Format

Send to

Choose Destination
See comment in PubMed Commons below
Am J Respir Crit Care Med. 2006 Jul 15;174(2):127-33. Epub 2006 Apr 27.

Effects of smoking cessation on lung function and airway inflammation in smokers with asthma.

Author information

1
FRCP, Department of Respiratory Medicine, Division of Immunology, Infection and Inflammation, University of Glasgow and Western Infirmary, Glasgow G11 6NT, UK.

Abstract

RATIONALE:

Active smoking in asthma is associated with worsening of symptoms, accelerated decline in lung function, and impaired response to corticosteroids.

OBJECTIVES:

To examine the short-term effects of smoking cessation on lung function, airway inflammation, and corticosteroid responsiveness in smokers with asthma.

METHODS AND MEASUREMENTS:

Smokers with asthma were given the option to quit or continue smoking. Both groups underwent spirometry and induced sputum at baseline and at 1, 3, and 6 wk. Cutaneous vasoconstrictor response to topical beclometasone, airway response to oral prednisolone, and sensitivity of peripheral blood lymphocytes to corticosteroids were measured before smoking cessation and at 6 wk.

MAIN RESULTS:

Of 32 subjects recruited, 11 opted to continue smoking (smoking control group). Of 21 subjects who opted for smoking cessation, 10 quit smoking for 6 wk (quit group). In the comparison of quitters with smokers at 6 wk, the mean (confidence interval [CI]) difference in FEV(1) was 407 ml (21, 793), p = 0.040, and the proportion of sputum neutrophils was reduced by 29 (51, 8), p = 0.039. Total cutaneous vasoconstrictor response score to topical beclometasone improved after smoking cessation with a mean (CI) difference of 3.56 (0.84, 6.28), p = 0.042, between quitters and smokers. There was no change in airway corticosteroid responses after smoking cessation.

CONCLUSIONS:

By 6 wk after smoking cessation, subjects who quit smoking had achieved considerable improvement in lung function and a fall in sputum neutrophil count compared with subjects who continued to smoke. These findings highlight the importance of smoking cessation in asthma.

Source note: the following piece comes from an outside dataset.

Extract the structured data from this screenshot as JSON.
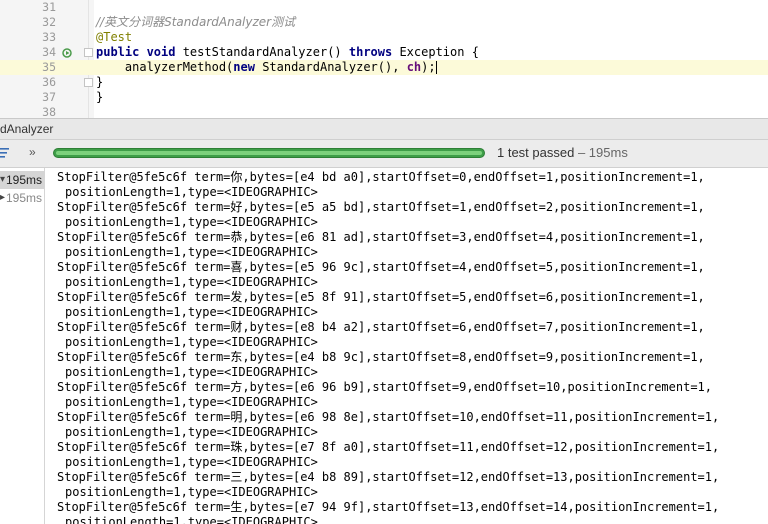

PMID:
16645173
DOI:
10.1164/rccm.200510-1589OC
[Indexed for MEDLINE]
PubMed Commons home

PubMed Commons

0 comments
How to join PubMed Commons

    Supplemental Content

    Full text links

    Icon for Atypon
    Loading ...
    Support Center